The disappearance of more than 20,000, who will never be seen again.
The depopulation of large areas of northern Mexico — and in some cases, not so far north, but hundreds of kilometers from the border — thereby causing untold family tragedies and indescribable, yet adequately known and studied , human drama.
The flight of thousands of millions of dollars from the border towns and some places not so near the border, where Mexicans with solid financial the border towns of his country and some not so border, where Mexicans had substantial financial investments in houses, apartments and businesses but were forced to flee the generalized violence caused by hundreds of thousands of weapons of all kinds and the millions of cartridges, clandestinely, or in operations authorized by your government such as “Fast and Furious” poured into Mexico, socially and economically destroying large areas of the Republic .
As I have said at the time in the Chamber of Deputies and in other media: the Merida Initiative was a national tragedy, that would further divide the Mexican Armed Forces. As we know from U.S. history, it does not help other countries, destabilizes other governments and nations. The U.S. has no friends, it only has interests as Dean Rusk said in the 60s of last century, echoing the English Prime Minister Palmerston…
President Barack Hussein Obama: your first and second terms do not deceive me. You are part of orange democracy the Democratic and Republican parties have implemented in their country, to deceive your people, and the peoples of the world.

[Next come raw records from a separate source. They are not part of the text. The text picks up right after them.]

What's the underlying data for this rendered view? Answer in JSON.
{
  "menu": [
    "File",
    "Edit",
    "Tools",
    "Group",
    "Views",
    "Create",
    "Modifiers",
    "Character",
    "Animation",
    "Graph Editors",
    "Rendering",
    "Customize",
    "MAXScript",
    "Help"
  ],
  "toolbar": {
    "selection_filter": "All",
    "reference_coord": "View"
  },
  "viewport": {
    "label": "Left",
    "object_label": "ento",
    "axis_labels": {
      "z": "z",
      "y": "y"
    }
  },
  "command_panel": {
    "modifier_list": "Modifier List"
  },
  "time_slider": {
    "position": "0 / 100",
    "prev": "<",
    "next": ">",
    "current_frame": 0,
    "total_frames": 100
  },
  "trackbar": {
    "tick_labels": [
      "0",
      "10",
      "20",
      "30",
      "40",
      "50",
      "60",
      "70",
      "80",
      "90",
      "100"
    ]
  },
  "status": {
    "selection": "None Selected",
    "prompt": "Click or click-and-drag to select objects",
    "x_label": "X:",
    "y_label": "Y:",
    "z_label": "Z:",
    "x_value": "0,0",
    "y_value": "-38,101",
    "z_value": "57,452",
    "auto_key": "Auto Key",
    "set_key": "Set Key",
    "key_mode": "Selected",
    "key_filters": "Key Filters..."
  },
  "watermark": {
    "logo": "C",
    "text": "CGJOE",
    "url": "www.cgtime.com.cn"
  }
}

Now the plan is to intensify the Merida Initiative, by other means, we’re told. Surely, those other means will also end in more tragedy, “help” you call it, as was the “help” given to the naive President Calderón to “combat narcotics trafficking and organized crime.” Time will tell.

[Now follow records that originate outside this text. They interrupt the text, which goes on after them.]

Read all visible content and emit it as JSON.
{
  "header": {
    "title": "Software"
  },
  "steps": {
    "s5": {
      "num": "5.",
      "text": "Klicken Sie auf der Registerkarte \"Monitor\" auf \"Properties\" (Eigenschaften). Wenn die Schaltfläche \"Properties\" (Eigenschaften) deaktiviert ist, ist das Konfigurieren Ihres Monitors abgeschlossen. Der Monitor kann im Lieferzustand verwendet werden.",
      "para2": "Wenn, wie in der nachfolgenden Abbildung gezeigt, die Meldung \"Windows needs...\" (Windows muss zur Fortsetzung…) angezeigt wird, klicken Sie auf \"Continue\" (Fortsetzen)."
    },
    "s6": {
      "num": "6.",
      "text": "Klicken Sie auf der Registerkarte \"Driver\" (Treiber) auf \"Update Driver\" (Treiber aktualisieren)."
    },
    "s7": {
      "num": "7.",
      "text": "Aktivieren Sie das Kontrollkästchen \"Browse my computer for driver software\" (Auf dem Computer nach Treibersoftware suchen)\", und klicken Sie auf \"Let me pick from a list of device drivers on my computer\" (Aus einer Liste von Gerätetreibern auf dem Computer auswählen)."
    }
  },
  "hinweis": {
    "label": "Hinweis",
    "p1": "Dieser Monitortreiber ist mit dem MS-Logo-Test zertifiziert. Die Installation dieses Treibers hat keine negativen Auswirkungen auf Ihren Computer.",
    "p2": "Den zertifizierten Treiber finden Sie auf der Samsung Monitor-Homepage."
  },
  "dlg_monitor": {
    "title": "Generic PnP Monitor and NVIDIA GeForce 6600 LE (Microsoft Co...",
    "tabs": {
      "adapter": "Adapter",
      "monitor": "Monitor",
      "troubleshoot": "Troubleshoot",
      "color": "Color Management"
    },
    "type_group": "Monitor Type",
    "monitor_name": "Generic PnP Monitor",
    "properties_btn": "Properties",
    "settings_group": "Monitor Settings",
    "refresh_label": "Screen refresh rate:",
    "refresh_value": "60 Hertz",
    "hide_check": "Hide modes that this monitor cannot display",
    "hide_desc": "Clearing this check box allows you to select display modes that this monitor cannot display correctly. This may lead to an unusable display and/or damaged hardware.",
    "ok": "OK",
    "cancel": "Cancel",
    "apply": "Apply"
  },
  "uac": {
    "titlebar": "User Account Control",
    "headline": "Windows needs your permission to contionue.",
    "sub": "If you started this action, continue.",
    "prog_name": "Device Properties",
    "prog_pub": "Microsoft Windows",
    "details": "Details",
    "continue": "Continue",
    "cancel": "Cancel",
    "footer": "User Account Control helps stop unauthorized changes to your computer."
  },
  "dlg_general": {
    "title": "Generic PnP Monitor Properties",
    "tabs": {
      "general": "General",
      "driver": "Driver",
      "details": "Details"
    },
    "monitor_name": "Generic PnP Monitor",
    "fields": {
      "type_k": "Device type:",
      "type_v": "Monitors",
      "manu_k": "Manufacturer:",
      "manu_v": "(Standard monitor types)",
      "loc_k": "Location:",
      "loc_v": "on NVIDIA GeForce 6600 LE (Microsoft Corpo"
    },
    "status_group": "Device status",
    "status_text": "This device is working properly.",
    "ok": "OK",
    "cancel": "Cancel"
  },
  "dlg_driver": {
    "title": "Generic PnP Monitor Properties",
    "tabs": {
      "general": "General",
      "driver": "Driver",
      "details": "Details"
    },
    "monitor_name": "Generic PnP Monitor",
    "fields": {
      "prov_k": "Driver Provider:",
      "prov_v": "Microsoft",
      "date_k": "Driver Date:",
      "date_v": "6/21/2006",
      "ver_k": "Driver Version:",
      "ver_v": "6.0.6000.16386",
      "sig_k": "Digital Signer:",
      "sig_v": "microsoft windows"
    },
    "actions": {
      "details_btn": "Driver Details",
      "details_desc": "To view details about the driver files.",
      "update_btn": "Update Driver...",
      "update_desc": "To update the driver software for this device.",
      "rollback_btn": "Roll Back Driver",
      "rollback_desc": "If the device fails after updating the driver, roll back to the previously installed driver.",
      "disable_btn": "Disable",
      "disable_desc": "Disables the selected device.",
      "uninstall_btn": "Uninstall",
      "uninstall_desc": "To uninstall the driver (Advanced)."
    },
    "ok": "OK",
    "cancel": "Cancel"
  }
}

Personally, I would hope the phrase “Merida Initiative was erased from the Mexican vocabulary.
In general, I agree with the General. I see nothing productive coming out of the U.S. President’s visit, nor in maintaining the close relationship with the United States either militarily or economically. Should the U.S. (most likely for domestic political reasons) cut back on its “investment” in the middle east, it depends on its war industries to keep its economy humming, and the “narco war” is going to offers an irresistible opportunity to continue spending, at a lower domestic cost. It’s nonsense to say that “legalizing drugs” (or, rather, decriminalizing marijuana) will change that situation. First, since any legalization would only mean U.S. coporations like Montsano or Archer-Daniels-Midland would control the market, and would either freeze the Mexican producers out, or — under the excuse that the “gangsters” control the production here, seek to make this country safe for U.S. democracy (i.e., corporate control of agricultural exports).
Economically, I have always seen the over-dependence on the U.S. market as a weakness. Mexico can grow it’s own middle class through increased internal marketing, and by doing business with the faster growing South American and Asian markets, none of which are militarily invested in this part of the world.

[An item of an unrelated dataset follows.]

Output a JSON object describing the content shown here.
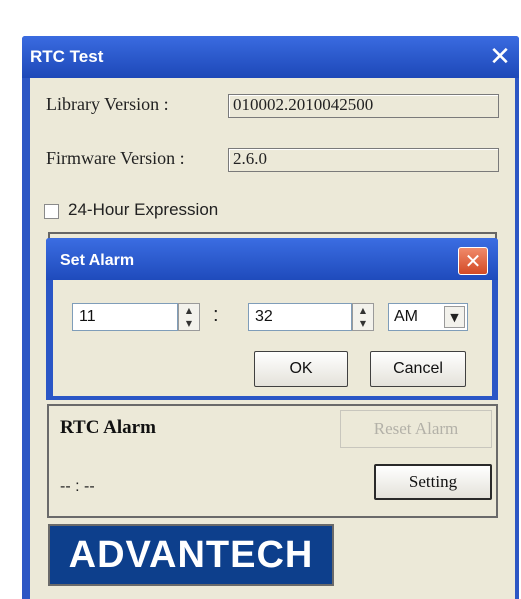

I don’t expect Brigadier General Badillo will be invited to meet with Obama, nor that he’ll finally read Open Veins… nor that the U.S. will, or can, change the way it sees Latin America (and Mexico specifically). But, the assumptions that the Mexicans — and perhaps the military forces in Mexico — are likely to resist a continued penetration of the market and control of national security here is a huge mistake. Mexico, like the United States, has interests. But… not being a world power, nor seeking to dominate the world… it does have friends.
* Eduardo Galeano’s 1971 Las Venas Abiertas de América Latina is considered the essential work in any discussion of foreign exploitation of Latin America. While leaders at the Summit of the Americas in April 2009 were not all in agreement with the policies of Venezuelan President Hugo Chavez, they instinctively understood the reason — and quietly or otherwise, applauded — when Chavez presented the book to Obama. Obama’s indifference seemed another sign that U.S. leaders had no knowledge of, and no interest in learning about, Latin American issues and grievances. And appallingly bad manners.